Prompt: For the records below, tally the lines that contain "name" and give only that number.

[Dataset rows for apps and sites]
####################

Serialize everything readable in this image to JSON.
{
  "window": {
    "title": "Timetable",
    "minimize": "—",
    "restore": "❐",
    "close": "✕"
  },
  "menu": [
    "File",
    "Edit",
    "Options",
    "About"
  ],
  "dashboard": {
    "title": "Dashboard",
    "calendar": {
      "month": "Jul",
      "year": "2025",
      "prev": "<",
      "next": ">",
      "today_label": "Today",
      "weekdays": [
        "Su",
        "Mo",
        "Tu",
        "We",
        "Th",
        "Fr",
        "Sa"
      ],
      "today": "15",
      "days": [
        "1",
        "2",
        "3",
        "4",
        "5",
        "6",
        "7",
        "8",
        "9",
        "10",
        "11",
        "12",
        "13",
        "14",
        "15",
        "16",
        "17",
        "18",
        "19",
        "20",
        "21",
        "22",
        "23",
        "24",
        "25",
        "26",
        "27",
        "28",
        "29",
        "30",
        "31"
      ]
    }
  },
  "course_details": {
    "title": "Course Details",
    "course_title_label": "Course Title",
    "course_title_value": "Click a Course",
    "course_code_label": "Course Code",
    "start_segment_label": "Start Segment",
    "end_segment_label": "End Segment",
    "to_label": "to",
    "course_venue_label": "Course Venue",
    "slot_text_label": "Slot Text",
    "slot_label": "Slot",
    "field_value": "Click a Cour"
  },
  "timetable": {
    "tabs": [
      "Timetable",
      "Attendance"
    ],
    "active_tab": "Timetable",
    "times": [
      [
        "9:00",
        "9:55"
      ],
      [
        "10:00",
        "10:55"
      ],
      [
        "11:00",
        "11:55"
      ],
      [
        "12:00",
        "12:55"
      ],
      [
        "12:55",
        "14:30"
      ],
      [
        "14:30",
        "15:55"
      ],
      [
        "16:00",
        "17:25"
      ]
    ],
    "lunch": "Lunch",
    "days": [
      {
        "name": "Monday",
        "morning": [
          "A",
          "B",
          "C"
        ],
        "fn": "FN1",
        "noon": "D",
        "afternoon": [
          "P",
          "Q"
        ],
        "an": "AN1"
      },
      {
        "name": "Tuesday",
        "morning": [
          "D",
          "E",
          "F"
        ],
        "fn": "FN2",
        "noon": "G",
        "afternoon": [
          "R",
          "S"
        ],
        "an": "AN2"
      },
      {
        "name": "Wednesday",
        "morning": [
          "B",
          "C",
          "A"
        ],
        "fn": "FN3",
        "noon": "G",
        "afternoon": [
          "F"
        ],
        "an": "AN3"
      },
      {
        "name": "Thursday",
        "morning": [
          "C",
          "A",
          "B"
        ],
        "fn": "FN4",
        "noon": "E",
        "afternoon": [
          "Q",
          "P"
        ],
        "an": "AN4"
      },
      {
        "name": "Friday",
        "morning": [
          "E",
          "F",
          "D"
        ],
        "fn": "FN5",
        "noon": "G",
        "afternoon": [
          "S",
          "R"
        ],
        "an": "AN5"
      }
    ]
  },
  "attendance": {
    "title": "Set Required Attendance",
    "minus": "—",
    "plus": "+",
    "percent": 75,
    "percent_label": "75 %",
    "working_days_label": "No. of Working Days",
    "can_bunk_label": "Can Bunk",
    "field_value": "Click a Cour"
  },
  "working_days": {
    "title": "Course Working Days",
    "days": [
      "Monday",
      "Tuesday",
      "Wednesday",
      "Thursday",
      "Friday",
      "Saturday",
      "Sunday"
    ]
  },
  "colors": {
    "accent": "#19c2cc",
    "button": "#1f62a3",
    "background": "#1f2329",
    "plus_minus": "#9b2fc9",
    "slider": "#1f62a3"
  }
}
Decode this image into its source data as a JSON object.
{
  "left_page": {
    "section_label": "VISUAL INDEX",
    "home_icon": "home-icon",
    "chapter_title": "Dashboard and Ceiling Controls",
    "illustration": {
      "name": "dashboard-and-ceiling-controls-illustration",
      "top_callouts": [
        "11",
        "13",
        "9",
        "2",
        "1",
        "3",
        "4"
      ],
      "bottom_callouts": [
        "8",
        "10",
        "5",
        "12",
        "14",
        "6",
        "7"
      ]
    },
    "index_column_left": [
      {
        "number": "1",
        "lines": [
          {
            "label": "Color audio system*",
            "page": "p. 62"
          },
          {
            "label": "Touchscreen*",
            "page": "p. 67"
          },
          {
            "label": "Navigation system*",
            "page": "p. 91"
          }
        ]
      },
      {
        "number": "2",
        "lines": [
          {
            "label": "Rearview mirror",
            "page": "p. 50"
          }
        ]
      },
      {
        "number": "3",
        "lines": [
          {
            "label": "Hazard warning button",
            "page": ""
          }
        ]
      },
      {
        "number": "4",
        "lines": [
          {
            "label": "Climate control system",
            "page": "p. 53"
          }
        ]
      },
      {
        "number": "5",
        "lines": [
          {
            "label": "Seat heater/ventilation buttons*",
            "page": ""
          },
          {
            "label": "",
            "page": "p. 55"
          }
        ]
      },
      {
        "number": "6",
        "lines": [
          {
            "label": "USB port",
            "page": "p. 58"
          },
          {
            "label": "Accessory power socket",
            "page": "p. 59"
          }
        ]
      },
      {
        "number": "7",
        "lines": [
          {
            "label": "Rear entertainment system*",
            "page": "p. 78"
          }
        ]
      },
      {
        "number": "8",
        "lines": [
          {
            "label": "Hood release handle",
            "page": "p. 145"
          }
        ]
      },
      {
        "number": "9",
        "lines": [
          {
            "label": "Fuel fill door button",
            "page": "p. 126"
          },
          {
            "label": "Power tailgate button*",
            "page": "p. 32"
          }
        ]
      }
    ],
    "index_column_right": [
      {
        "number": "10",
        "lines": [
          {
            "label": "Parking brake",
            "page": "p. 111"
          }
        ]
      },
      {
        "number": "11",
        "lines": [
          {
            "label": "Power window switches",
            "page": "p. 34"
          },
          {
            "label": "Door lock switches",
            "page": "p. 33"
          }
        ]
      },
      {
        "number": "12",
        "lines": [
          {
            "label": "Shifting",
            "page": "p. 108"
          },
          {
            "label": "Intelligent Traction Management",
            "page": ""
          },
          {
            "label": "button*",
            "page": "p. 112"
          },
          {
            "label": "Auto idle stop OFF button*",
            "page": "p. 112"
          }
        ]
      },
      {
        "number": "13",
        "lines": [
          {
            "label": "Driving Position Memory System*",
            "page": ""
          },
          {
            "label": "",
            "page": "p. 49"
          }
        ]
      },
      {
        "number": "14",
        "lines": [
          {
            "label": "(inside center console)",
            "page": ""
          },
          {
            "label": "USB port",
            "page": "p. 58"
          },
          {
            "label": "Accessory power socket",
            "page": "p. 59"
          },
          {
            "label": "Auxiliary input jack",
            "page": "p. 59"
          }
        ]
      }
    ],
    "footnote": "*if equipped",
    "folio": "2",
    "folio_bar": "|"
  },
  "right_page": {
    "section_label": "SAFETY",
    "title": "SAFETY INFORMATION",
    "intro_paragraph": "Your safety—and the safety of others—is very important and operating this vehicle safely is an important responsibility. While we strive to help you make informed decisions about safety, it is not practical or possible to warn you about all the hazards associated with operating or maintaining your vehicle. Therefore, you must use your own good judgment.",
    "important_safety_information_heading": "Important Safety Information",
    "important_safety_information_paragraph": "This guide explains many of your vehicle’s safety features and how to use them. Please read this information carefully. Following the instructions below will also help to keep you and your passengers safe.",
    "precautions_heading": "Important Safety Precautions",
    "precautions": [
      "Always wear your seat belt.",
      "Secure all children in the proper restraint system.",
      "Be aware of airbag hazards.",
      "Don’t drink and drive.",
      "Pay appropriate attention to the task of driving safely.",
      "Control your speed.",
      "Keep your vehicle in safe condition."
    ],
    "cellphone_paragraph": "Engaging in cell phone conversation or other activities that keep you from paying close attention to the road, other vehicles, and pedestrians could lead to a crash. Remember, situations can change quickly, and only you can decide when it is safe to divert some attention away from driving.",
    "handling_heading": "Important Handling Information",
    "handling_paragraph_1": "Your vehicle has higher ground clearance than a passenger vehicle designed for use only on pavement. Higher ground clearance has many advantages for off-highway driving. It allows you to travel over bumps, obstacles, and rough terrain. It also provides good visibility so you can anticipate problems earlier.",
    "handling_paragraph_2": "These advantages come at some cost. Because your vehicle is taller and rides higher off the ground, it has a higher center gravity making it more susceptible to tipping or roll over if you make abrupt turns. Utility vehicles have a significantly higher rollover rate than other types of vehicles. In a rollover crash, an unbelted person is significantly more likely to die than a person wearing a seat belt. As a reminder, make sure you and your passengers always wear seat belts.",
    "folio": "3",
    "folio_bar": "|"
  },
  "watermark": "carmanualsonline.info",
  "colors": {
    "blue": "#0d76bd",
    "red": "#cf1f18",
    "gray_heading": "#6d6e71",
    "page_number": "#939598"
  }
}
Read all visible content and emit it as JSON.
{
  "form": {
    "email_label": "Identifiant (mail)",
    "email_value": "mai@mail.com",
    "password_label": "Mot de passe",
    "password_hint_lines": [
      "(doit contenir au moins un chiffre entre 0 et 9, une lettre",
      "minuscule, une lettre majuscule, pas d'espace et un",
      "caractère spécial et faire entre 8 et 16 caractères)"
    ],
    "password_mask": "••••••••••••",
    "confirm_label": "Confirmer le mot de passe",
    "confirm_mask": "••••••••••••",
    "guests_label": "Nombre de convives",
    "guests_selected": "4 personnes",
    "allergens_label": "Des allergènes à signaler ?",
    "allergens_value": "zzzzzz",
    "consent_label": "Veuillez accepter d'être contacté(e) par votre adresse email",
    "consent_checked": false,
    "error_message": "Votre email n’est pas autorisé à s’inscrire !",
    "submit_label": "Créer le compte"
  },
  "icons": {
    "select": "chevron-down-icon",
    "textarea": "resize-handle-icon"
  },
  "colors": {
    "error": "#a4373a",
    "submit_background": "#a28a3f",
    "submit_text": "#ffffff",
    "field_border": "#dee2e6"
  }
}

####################

Answer box: 6